Just a week after Ken Schmidt started a new job at Harley Davidson, the company filed for bankruptcy. But, last month, 150,000 rabidly enthusiastic customers roared into Harley’s 115th anniversary celebration in Milwaukee — and insiders say Schmidt deserves the credit for the turnaround.
The key to success in business is simple, says Schmidt: “If the people you are serving aren’t telling others about what you are doing for them, you are not competing.”
Is your agency a competitor in the travel market? That’s the question Schmidt posed at the Signature Owners Meeting at the Ritz Carlton Amelia Island earlier this month.
His point is a well-documented management theory, called the Net Promoter Score, which holds that companies whose customers say positive things about them consistently over-perform in the market.
(Editor’s note: The reporter of this story spent about five years tracking NPS scores for a Wall Street investment firm, which based its decisions about whether to buy stock [think Bed Bath and Beyond, 10 years ago] or to sell [remember Linens & Things?] in part on the direction the scores headed.)
As Schmidt put it, you are not truly competing “unless your customers are telling their friends stories and bringing in new blood.” In the end, a Harley is not really much different from any other motorcycle. Its dedicated fans and $1,800 premium above the price of other motorcycles come down to the human desire to show off, and Harley focuses on ensuring that their customers can do that.
We all have the need for validation, to feel important and special, Schmidt said. “We all want to feel awesome.” And as the Harley owner revs his motor next to you at the stop sign, “We are talking to you, and what we are saying is ‘Look at me’ in a way that couldn’t possibly be easier to understand.”
Think about the word “they” in your travel agency, Schmidt suggested. Don’t think just about the product or the price — Harley is not the market winner in either of those categories. It wins by focusing on the customer.
What are “they” saying about your agency? What do you want them to say? And what are you going to do to get them to say it?
No one really believes what a company says about itself, Schmidt said. But, they believe what their friends say, and how doing business with you makes them feel. Today’s Harley dealerships are spectacular, and their mantra is, “Remember and repeat.” The goal is to do things that people remember and tell their friends about.

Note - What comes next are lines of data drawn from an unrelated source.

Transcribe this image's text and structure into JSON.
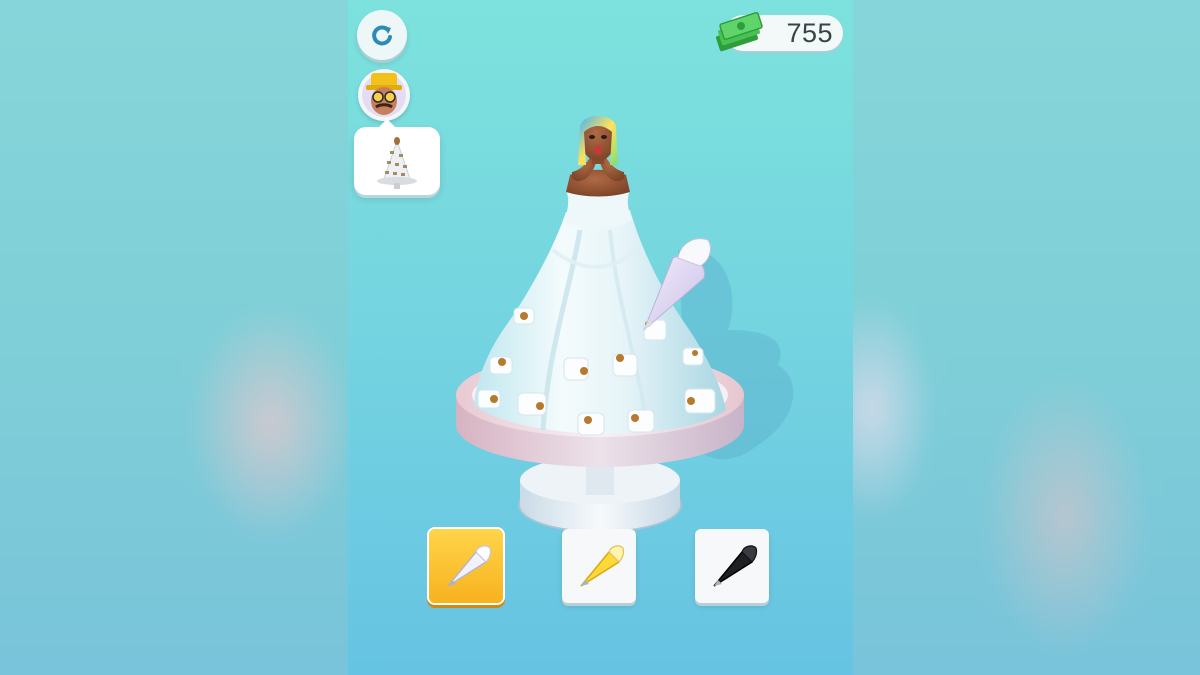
{
  "hud": {
    "money": "755",
    "restart_icon": "restart-icon",
    "cash_icon": "cash-stack-icon"
  },
  "customer": {
    "avatar_icon": "customer-avatar-icon",
    "order_icon": "tiered-cake-order-icon"
  },
  "tools": [
    {
      "name": "white-piping-bag",
      "icon": "piping-bag-white-icon",
      "selected": true
    },
    {
      "name": "yellow-piping-bag",
      "icon": "piping-bag-yellow-icon",
      "selected": false
    },
    {
      "name": "black-piping-bag",
      "icon": "piping-bag-black-icon",
      "selected": false
    }
  ],
  "colors": {
    "background_top": "#7de2dd",
    "background_bottom": "#66c3e3",
    "selected_tool": "#f7b21f",
    "money_pill": "#f3f8f9"
  }
}
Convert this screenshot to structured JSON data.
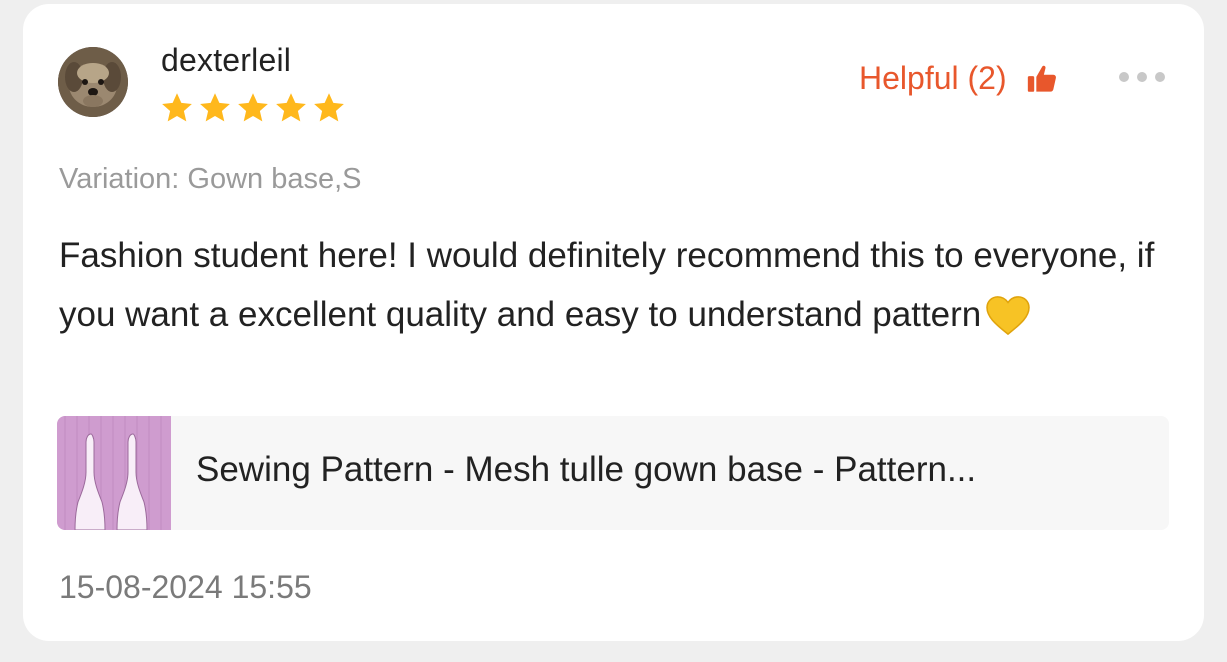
{
  "review": {
    "username": "dexterleil",
    "rating": 5,
    "helpful_label": "Helpful (2)",
    "variation": "Variation: Gown base,S",
    "text": "Fashion student here! I would definitely recommend this to everyone, if you want a excellent quality and easy to understand pattern",
    "date": "15-08-2024 15:55"
  },
  "product": {
    "name": "Sewing Pattern - Mesh tulle gown base - Pattern..."
  },
  "icons": {
    "avatar": "dog-avatar",
    "stars": "star-icon",
    "helpful": "thumbs-up-icon",
    "more": "more-horizontal-icon",
    "heart": "yellow-heart-emoji"
  },
  "colors": {
    "accent": "#e8572c",
    "star": "#ffb81c",
    "muted_text": "#9a9a9a",
    "card_bg": "#ffffff",
    "page_bg": "#efefef"
  }
}
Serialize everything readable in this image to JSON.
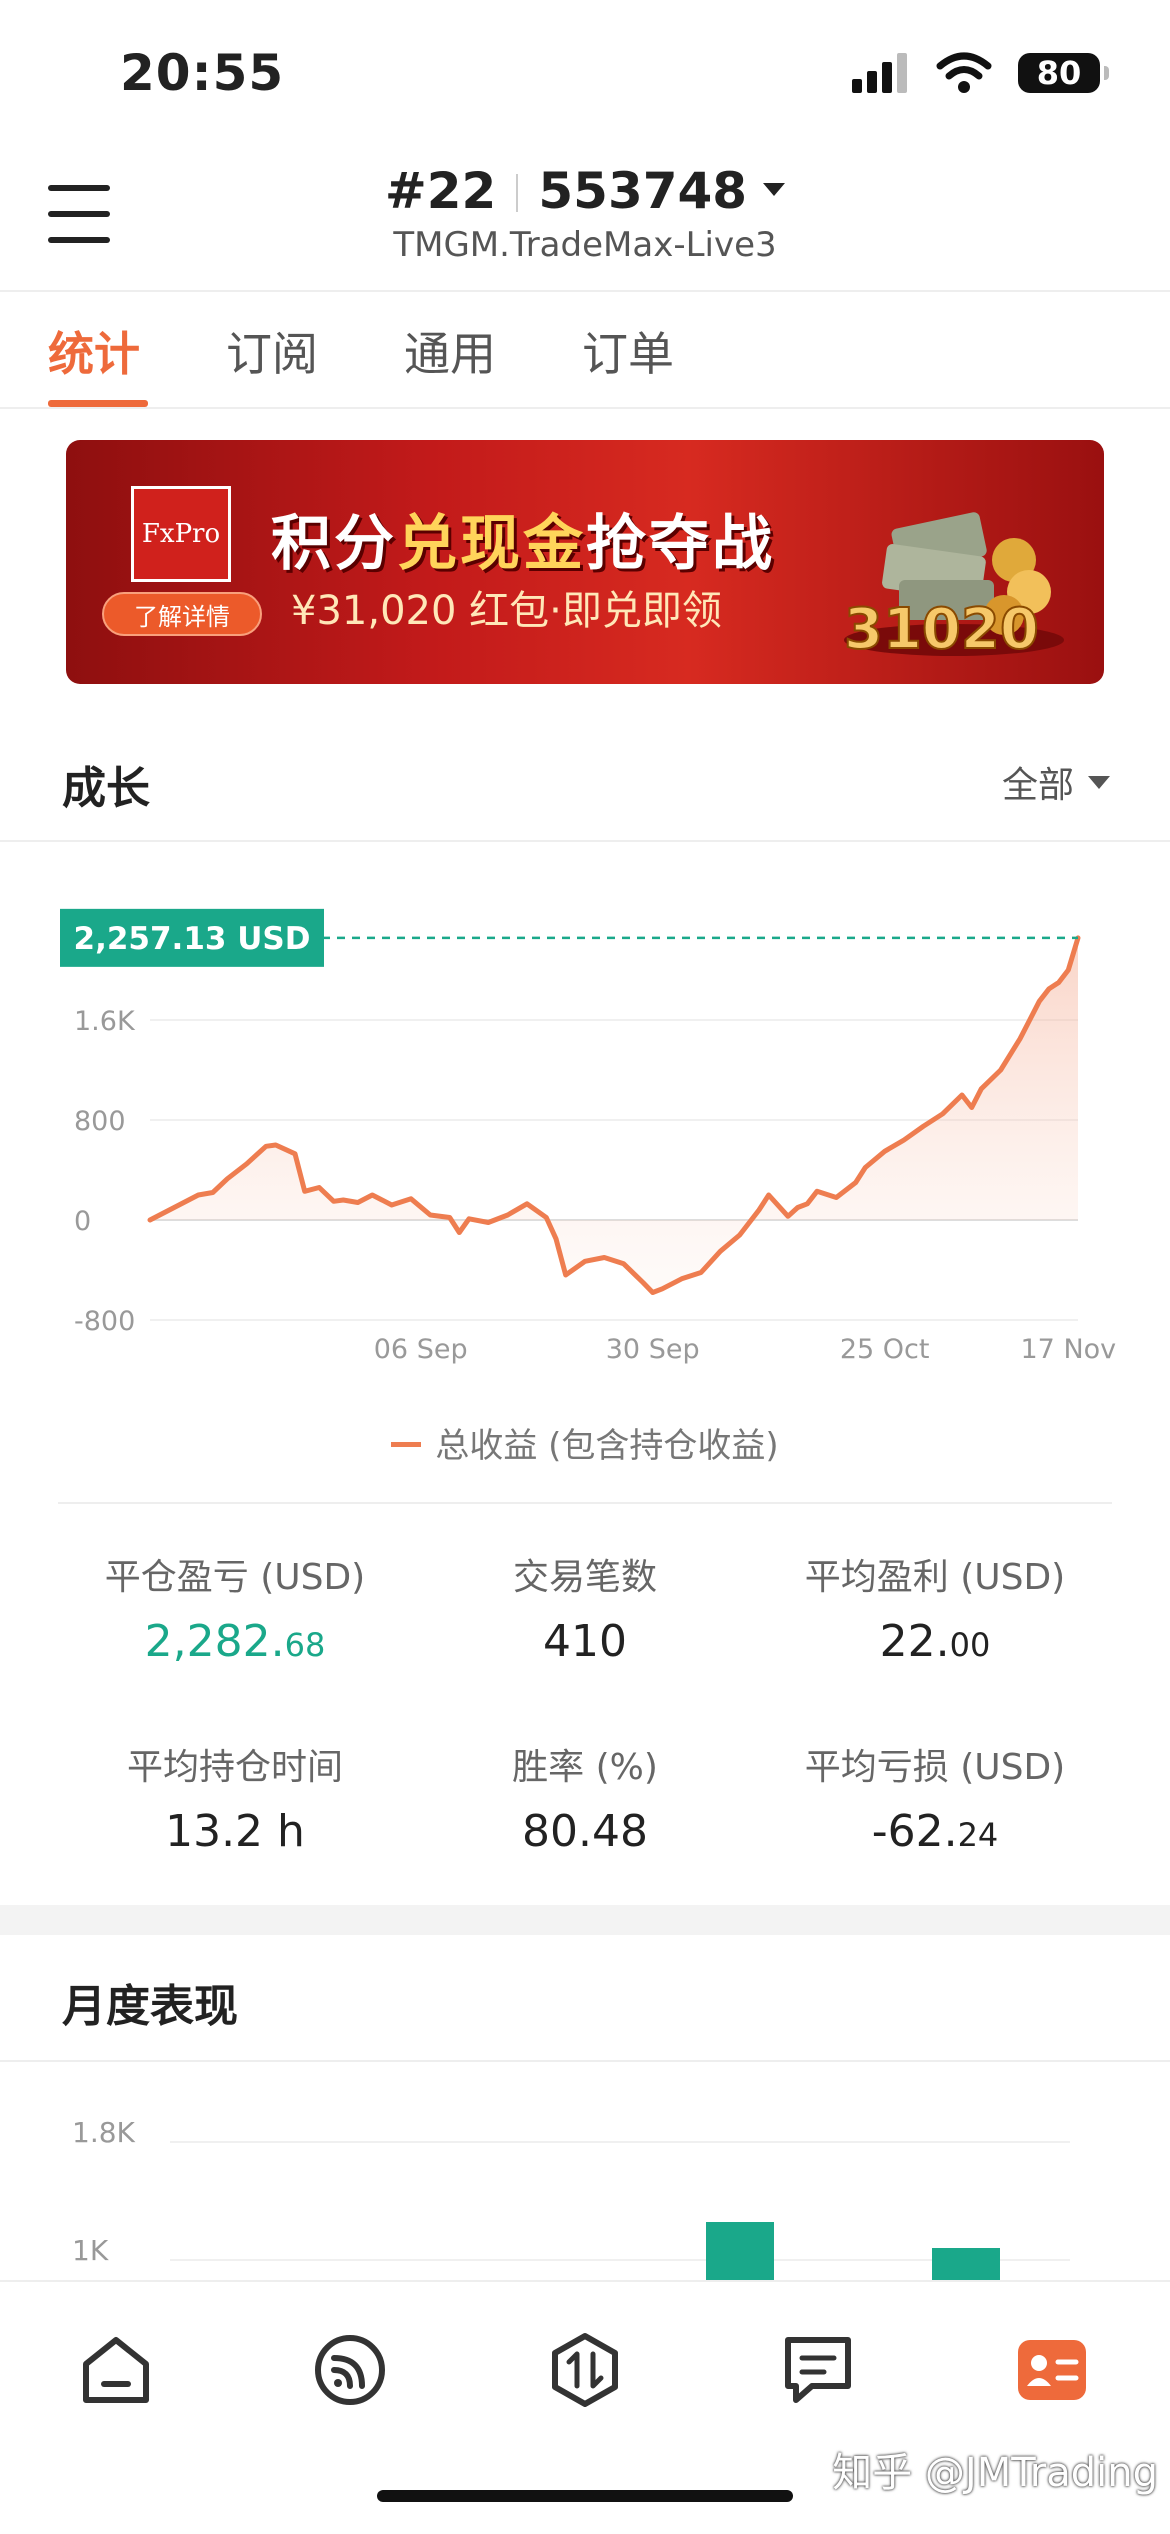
{
  "status_bar": {
    "time": "20:55",
    "battery": "80"
  },
  "header": {
    "account_prefix": "#22",
    "account_number": "553748",
    "server": "TMGM.TradeMax-Live3"
  },
  "tabs": [
    {
      "label": "统计",
      "active": true
    },
    {
      "label": "订阅",
      "active": false
    },
    {
      "label": "通用",
      "active": false
    },
    {
      "label": "订单",
      "active": false
    }
  ],
  "banner": {
    "logo": "FxPro",
    "title_a": "积分",
    "title_b": "兑现金",
    "title_c": "抢夺战",
    "subtitle": "¥31,020 红包·即兑即领",
    "learn_more": "了解详情",
    "amount_art": "31020"
  },
  "growth": {
    "title": "成长",
    "filter": "全部",
    "current_value_label": "2,257.13 USD",
    "legend": "总收益 (包含持仓收益)"
  },
  "chart_data": {
    "type": "area",
    "y_ticks": [
      -800,
      0,
      800,
      1600
    ],
    "y_tick_labels": [
      "-800",
      "0",
      "800",
      "1.6K"
    ],
    "ylim": [
      -900,
      2400
    ],
    "x_tick_labels": [
      "06 Sep",
      "30 Sep",
      "25 Oct",
      "17 Nov"
    ],
    "x_tick_positions": [
      28,
      52,
      76,
      95
    ],
    "xlim": [
      0,
      96
    ],
    "series": [
      {
        "name": "总收益 (包含持仓收益)",
        "color": "#ee7d50",
        "x": [
          0,
          3,
          5,
          6.5,
          8,
          10,
          12,
          13,
          15,
          16,
          17.5,
          19,
          20,
          21.5,
          23,
          25,
          27,
          29,
          31,
          32,
          33,
          35,
          37,
          39,
          41,
          42,
          43,
          45,
          47,
          49,
          51,
          52,
          53,
          55,
          57,
          59,
          61,
          63,
          64,
          66,
          67,
          68,
          69,
          71,
          73,
          74,
          76,
          78,
          80,
          82,
          84,
          85,
          86,
          88,
          90,
          91,
          92,
          93,
          94,
          95,
          96
        ],
        "y": [
          0,
          120,
          200,
          220,
          330,
          450,
          590,
          600,
          530,
          230,
          260,
          150,
          160,
          140,
          200,
          120,
          170,
          40,
          20,
          -100,
          10,
          -20,
          40,
          130,
          20,
          -150,
          -440,
          -330,
          -300,
          -350,
          -500,
          -580,
          -550,
          -470,
          -420,
          -250,
          -120,
          80,
          200,
          30,
          100,
          130,
          230,
          180,
          300,
          420,
          550,
          640,
          750,
          850,
          1000,
          900,
          1050,
          1200,
          1450,
          1600,
          1750,
          1850,
          1900,
          2000,
          2257
        ]
      }
    ],
    "grid": true,
    "reference_line": 2257.13
  },
  "stats": [
    {
      "label": "平仓盈亏 (USD)",
      "value_int": "2,282.",
      "value_dec": "68",
      "highlight": true
    },
    {
      "label": "交易笔数",
      "value_int": "410",
      "value_dec": "",
      "highlight": false
    },
    {
      "label": "平均盈利 (USD)",
      "value_int": "22.",
      "value_dec": "00",
      "highlight": false
    },
    {
      "label": "平均持仓时间",
      "value_int": "13.2 h",
      "value_dec": "",
      "highlight": false
    },
    {
      "label": "胜率 (%)",
      "value_int": "80.48",
      "value_dec": "",
      "highlight": false
    },
    {
      "label": "平均亏损 (USD)",
      "value_int": "-62.",
      "value_dec": "24",
      "highlight": false
    }
  ],
  "monthly": {
    "title": "月度表现",
    "y_tick_labels": [
      "1.8K",
      "1K"
    ],
    "bar_color": "#1aa88a"
  },
  "nav": [
    {
      "icon": "home-icon"
    },
    {
      "icon": "signal-icon"
    },
    {
      "icon": "trade-icon"
    },
    {
      "icon": "chat-icon"
    },
    {
      "icon": "profile-card-icon",
      "active": true
    }
  ],
  "watermark": "知乎 @JMTrading"
}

“No one ever told a story about a business that did what they expected and gave them what they paid for,” Schmidt said. “We are a joy-seeking species; the most attractive of all human traits is excitement. So, focus on celebrating the human being in front of you — and making sure you are doing extraordinary things he can brag to his friends about.
“If they are not talking about you when they go back to work,” Schmidt said, “they are not coming back.”